In poorer public school districts in Maryland, the percentage of students receiving special education is disproportionately higher than in wealthier districts, and has been since early 2000.
Go ahead. Poke your head in the clouds.
The "Fast and Furious" probe isn't the first time Attorney General Eric H. Holder Jr.'s truthfulness has been challenged by members of Congress.
The Black Panther voter-intimidation scandal is approaching the boiling point on four different burners. Evidence grows that the Justice Department is using illegitimate means to keep a lid on legitimate investigations. Because his department can't be trusted to police itself, Attorney General Eric H. Holder Jr. needs to appoint a special counsel.
The Justice Department stonewalled efforts by the U.S. Commission on Civil Rights to investigate the dismissal of a civil complaint against the New Black Panther Party, leaving open the question of whether the department is willing to pursue civil rights cases in which whites are "the perceived victims and minorities the alleged wrongdoers."
The Justice Department stonewalled efforts by the U.S. Commission on Civil Rights to investigate the dismissal of a civil complaint against the New Black Panther Party, leaving open the question of whether the department is willing to pursue civil rights cases "in which whites were the perceived victims and minorities the alleged wrongdoers."
The Justice Department still hasn't explained its decision to drop most of its voter-intimidation case against violent Black Panthers 18 months ago. If the U.S. Commission on Civil Rights finally adopts its report on the controversy, the great lengths Justice officials have taken to avoid scrutiny will be exposed.
The Justice Department on Wednesday vowed to thwart any efforts to intimidate voters at the polls on Tuesday and to ensure that the ballots of military voters are counted, as activists on both sides of the political aisle reignite their regular election-time tango over the dangers of voter fraud versus voter suppression.
The U.S. Commission on Civil Rights votes tomorrow on its report regarding the Black Panther voter-intimidation case. The Obama administration's malfeasance in this scandal is becoming impossible to avoid - even for the White House's most reliable defenders.
Your pointed editorial "No black hole for Black Panthers" (Comment & Analysis, Tuesday) was spoiled by the final sentence: "If the attorney general continues to stonewall transparency, it looks like he's hiding something."
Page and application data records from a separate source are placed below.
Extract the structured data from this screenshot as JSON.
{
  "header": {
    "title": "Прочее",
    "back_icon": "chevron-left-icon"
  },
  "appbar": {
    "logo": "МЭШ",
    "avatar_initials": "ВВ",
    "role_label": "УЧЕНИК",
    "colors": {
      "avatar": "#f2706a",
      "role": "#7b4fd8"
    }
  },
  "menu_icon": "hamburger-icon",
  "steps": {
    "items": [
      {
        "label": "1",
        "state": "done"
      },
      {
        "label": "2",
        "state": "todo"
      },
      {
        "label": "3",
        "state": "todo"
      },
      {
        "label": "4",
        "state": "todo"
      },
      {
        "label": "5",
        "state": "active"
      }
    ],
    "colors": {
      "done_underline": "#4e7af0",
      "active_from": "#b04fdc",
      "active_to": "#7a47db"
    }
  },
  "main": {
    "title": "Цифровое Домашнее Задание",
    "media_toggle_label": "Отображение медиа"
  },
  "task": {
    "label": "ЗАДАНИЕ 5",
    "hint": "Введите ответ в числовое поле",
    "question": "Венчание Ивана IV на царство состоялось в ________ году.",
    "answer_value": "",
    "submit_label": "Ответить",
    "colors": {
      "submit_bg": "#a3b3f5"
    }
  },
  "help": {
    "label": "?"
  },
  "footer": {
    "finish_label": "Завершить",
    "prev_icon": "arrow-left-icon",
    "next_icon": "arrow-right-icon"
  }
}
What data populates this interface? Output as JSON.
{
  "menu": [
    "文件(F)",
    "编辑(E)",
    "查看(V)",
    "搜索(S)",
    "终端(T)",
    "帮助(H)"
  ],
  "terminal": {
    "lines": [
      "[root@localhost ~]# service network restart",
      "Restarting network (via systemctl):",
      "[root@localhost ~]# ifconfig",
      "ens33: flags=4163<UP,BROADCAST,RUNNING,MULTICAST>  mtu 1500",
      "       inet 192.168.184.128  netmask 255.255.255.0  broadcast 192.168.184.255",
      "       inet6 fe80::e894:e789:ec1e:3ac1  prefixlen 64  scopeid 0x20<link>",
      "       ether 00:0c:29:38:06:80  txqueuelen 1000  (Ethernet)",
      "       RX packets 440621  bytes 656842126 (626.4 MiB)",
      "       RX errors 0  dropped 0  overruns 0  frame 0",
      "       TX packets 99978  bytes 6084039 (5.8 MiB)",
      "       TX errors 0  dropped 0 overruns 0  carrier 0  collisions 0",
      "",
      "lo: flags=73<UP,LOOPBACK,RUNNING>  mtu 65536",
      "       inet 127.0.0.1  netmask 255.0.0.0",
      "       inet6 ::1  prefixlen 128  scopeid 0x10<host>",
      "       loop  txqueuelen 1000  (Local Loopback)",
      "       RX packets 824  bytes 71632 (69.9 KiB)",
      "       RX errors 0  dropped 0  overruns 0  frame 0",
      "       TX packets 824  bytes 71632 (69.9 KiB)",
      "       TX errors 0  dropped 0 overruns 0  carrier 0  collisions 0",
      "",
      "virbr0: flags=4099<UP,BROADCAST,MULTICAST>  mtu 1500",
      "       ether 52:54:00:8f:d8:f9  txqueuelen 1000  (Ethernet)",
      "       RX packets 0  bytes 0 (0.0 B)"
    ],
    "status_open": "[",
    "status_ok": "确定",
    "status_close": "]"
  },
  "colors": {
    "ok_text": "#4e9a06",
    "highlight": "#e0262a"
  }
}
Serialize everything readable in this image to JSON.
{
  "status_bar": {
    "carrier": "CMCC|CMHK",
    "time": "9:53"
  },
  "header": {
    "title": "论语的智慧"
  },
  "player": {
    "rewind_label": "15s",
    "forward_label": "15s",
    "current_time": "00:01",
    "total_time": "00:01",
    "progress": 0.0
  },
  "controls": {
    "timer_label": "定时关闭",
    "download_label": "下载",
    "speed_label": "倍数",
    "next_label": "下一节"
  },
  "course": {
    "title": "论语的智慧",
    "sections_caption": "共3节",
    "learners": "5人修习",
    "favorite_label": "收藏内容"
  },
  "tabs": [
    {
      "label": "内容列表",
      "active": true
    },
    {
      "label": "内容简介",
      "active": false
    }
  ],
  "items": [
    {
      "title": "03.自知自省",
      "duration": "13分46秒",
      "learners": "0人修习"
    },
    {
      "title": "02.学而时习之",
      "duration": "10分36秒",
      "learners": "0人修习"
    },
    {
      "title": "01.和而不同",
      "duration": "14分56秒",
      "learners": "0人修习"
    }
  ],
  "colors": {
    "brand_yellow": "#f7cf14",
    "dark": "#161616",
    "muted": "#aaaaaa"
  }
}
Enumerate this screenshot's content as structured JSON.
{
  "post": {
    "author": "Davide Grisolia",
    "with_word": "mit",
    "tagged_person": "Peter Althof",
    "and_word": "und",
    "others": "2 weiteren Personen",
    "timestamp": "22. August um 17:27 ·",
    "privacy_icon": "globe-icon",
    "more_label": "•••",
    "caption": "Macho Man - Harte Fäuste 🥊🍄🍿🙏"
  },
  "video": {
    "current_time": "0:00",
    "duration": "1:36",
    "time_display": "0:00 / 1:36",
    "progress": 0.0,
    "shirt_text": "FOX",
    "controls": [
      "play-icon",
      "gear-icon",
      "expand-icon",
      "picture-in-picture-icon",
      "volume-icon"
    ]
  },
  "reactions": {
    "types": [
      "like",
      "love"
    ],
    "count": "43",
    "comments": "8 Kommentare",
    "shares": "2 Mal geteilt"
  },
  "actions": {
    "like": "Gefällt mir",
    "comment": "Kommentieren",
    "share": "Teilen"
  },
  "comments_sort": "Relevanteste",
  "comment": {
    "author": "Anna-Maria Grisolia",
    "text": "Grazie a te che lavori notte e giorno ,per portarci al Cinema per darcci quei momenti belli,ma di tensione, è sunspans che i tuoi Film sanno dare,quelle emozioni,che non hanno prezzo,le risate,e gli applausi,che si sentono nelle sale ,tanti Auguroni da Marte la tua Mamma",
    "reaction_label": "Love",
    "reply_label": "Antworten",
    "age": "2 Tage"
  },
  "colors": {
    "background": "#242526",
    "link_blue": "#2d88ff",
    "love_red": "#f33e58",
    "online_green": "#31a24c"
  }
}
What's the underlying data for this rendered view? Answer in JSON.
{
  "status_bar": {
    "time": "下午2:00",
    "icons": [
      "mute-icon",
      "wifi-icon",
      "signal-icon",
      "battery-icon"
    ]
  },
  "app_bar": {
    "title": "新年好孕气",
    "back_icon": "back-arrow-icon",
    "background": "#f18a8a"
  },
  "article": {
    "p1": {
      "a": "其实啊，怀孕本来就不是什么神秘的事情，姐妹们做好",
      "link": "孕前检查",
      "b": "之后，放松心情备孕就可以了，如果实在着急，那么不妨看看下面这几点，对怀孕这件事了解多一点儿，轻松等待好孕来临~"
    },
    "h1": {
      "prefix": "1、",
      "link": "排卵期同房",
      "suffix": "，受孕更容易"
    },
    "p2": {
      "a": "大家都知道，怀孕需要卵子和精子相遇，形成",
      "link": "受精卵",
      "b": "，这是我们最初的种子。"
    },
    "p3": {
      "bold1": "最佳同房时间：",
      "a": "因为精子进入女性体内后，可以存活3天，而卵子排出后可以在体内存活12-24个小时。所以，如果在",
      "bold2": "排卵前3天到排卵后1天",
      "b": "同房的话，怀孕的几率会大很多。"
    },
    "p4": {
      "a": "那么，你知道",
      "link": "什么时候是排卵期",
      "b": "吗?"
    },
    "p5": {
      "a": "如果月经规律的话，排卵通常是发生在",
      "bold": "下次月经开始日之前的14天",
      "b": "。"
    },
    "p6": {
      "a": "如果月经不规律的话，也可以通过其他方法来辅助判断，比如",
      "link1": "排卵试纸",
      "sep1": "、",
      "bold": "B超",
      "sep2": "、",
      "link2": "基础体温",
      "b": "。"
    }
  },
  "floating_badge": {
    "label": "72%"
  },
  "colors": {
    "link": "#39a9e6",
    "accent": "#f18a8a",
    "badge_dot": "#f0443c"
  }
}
The Obama Justice Department can put an end to the scandal surrounding the New Black Panther voter-intimidation case. All Attorney General Eric H. Holder Jr. would have to do is allow members of his Voting Rights Section to answer a few simple questions under oath, without waiving a single legal privilege.